------ Material provided ------

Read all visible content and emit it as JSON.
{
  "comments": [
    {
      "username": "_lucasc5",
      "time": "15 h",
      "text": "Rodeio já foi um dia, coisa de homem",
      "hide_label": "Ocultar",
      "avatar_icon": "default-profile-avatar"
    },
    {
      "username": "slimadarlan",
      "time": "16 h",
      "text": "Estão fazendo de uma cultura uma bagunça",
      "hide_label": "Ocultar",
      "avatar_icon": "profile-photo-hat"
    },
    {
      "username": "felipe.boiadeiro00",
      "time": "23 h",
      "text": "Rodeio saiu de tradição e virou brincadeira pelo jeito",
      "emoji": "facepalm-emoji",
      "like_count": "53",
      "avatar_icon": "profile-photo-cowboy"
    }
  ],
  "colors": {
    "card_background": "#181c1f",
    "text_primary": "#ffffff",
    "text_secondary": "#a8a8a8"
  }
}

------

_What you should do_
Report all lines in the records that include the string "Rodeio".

_Exercise solution_
      "text": "Rodeio já foi um dia, coisa de homem",
      "text": "Rodeio saiu de tradição e virou brincadeira pelo jeito",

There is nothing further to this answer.